A: Yes, and I’m sure I’m not alone! In one of our apartments, it was hard to get anything fixed: leaky faucets, running toilets, cracking plaster—these were the norm. But in retrospect, our landlady was not as bad as Viktor Charnov. However, one episode in Death of a Brooklyn Landlord is taken from life: the hall ceiling fell in one of our apartments. I wasn’t home at the time, but my husband was taking a shower when he heard the jarring crash. When he phoned the landlady to tell her, she accused Larry of knocking it down.
Q: Writing can be very solitary. How do you balance the need for solitude with the need to get out and be with people?

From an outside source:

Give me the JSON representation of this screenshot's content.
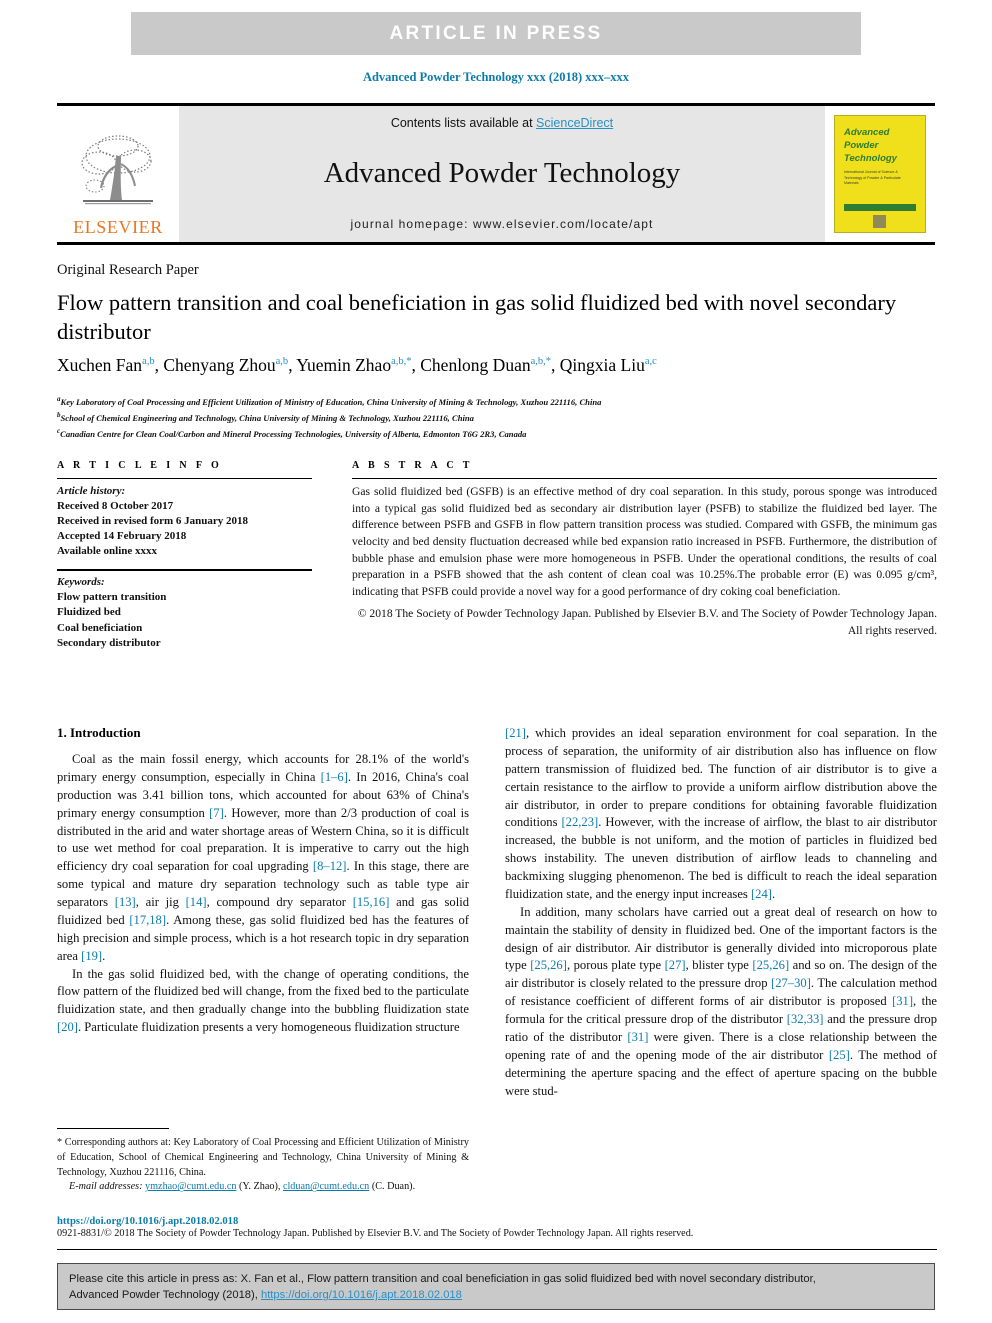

A: When I began writing mysteries, I was working in a large office in Manhattan. There were over two thousand of us spread over several floors, and I interacted a lot with people, but I wrote in between—on the train to and from work, while doing chores on the weekend. And I’ve always had a large group of friends. Now I live with my family and I take lunch and dinner with others, but my mornings are devoted to writing and research. And lots of times when I need to figure something out, I walk, usually six miles a day.
Q: What’s one great piece of advice for any aspiring writers reading this? Anything you wish you’d known earlier in your career?

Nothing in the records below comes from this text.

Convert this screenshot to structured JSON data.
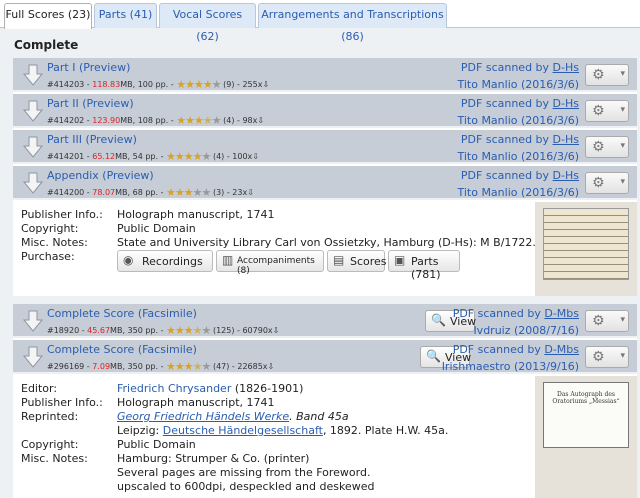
{
  "tabs": [
    {
      "label": "Full Scores (23)",
      "active": true
    },
    {
      "label": "Parts (41)",
      "active": false
    },
    {
      "label": "Vocal Scores (62)",
      "active": false
    },
    {
      "label": "Arrangements and Transcriptions (86)",
      "active": false
    }
  ],
  "section_title": "Complete",
  "group1": {
    "files": [
      {
        "title": "Part I",
        "preview": "(Preview)",
        "id": "#414203",
        "size": "118.83",
        "size_unit": "MB",
        "pages": "100 pp.",
        "rating": 4,
        "votes": "(9)",
        "downloads": "255x",
        "scanned": "PDF scanned by",
        "scanner": "D-Hs",
        "uploader": "Tito Manlio",
        "date": "(2016/3/6)"
      },
      {
        "title": "Part II",
        "preview": "(Preview)",
        "id": "#414202",
        "size": "123.90",
        "size_unit": "MB",
        "pages": "108 pp.",
        "rating": 3.5,
        "votes": "(4)",
        "downloads": "98x",
        "scanned": "PDF scanned by",
        "scanner": "D-Hs",
        "uploader": "Tito Manlio",
        "date": "(2016/3/6)"
      },
      {
        "title": "Part III",
        "preview": "(Preview)",
        "id": "#414201",
        "size": "65.12",
        "size_unit": "MB",
        "pages": "54 pp.",
        "rating": 4,
        "votes": "(4)",
        "downloads": "100x",
        "scanned": "PDF scanned by",
        "scanner": "D-Hs",
        "uploader": "Tito Manlio",
        "date": "(2016/3/6)"
      },
      {
        "title": "Appendix",
        "preview": "(Preview)",
        "id": "#414200",
        "size": "78.07",
        "size_unit": "MB",
        "pages": "68 pp.",
        "rating": 3,
        "votes": "(3)",
        "downloads": "23x",
        "scanned": "PDF scanned by",
        "scanner": "D-Hs",
        "uploader": "Tito Manlio",
        "date": "(2016/3/6)"
      }
    ],
    "info": [
      {
        "label": "Publisher Info.:",
        "value": "Holograph manuscript, 1741",
        "link": false
      },
      {
        "label": "Copyright:",
        "value": "Public Domain",
        "link": true
      },
      {
        "label": "Misc. Notes:",
        "value": "State and University Library Carl von Ossietzky, Hamburg (D-Hs): M B/1722.",
        "link": false
      },
      {
        "label": "Purchase:",
        "value": "",
        "link": false
      }
    ],
    "purchase": {
      "recordings": "Recordings",
      "accompaniments": "Accompaniments (8)",
      "scores": "Scores",
      "parts": "Parts (781)"
    }
  },
  "group2": {
    "files": [
      {
        "title": "Complete Score (Facsimile)",
        "id": "#18920",
        "size": "45.67",
        "size_unit": "MB",
        "pages": "350 pp.",
        "rating": 3.5,
        "votes": "(125)",
        "downloads": "60790x",
        "view": "View",
        "scanned": "PDF scanned by",
        "scanner": "D-Mbs",
        "uploader": "Ivdruiz",
        "date": "(2008/7/16)"
      },
      {
        "title": "Complete Score (Facsimile)",
        "id": "#296169",
        "size": "7.09",
        "size_unit": "MB",
        "pages": "350 pp.",
        "rating": 3.5,
        "votes": "(47)",
        "downloads": "22685x",
        "view": "View",
        "scanned": "PDF scanned by",
        "scanner": "D-Mbs",
        "uploader": "Irishmaestro",
        "date": "(2013/9/16)"
      }
    ],
    "editor_label": "Editor:",
    "editor": "Friedrich Chrysander",
    "editor_years": "(1826-1901)",
    "pub_label": "Publisher Info.:",
    "pub": "Holograph manuscript, 1741",
    "reprint_label": "Reprinted:",
    "reprint_title": "Georg Friedrich Händels Werke",
    "reprint_band": ". Band 45a",
    "reprint2_a": "Leipzig: ",
    "reprint2_link": "Deutsche Händelgesellschaft",
    "reprint2_b": ", 1892. Plate H.W. 45a.",
    "copyright_label": "Copyright:",
    "copyright": "Public Domain",
    "misc_label": "Misc. Notes:",
    "misc1": "Hamburg: Strumper & Co. (printer)",
    "misc2": "Several pages are missing from the Foreword.",
    "misc3": "upscaled to 600dpi, despeckled and deskewed",
    "thumb_title": "Das Autograph des Oratoriums „Messias“"
  }
}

A: I have times when I don’t write and at first that lack of getting words on paper scared me. I thought I’d never pick up a pen, but soon I let my subconscious do the work. When I gave myself space, the ideas and the words began to flow again. So this goal of writing so many words a day is fine for some writers, but it’s not for me. My process is eclectic. Some days I write, some days I don’t. And contrary to popular advice, I edit scenes as I write them, reworking plot, revising. But in the end, I produce full-length novels, at least two a year. What I’m trying to say, is if you’re meant to write, you will, and you’ll find your own process, so relax.
Q: What’s next?
A: A first for me: I’m plotting three books at once, each one in a different series—the fifth book in the Fina Fitzgibbons series, the second book in Lorraine McDuffy series, and a brand new YA mystery, the first book in the Brandy Liam series—she’s the main character in Missing Brandy. Now I’m not a compulsive plotter; I know beginning, middle, end, create other pivotal scenes; and along with the plotting, I develop characters who then plot the rest for me as I write and revise. But developing three stories all at once—this is a first for me and I’m loving it.
Q: I hope you’ll come back to tell us a little more about these books when they’re available.
A: Once again, thanks so much for having me, Frankie, and a big thanks to all of you for reading.
About The Author –
Susan Russo Anderson is a writer, a mother, a member of Sisters in Crime, a graduate of Marquette University. She’s taught language arts and creative writing, worked for a publisher, an airline, an opera company. Like Faulkner’s Dilsey, she’s seen the best and the worst, the first and the last. Through it all, and to understand it somewhat, she writes.
TOO QUIET IN BROOKLYN, the first in the Fina Fitzgibbons Brooklyn mystery series published December 2013. The second book in the series, MISSING BRANDY, published September 2014, and WHISKEY’S GONE completes a trilogy. Fina’s fourth book, THE BROOKLYN DROP, published August 2015.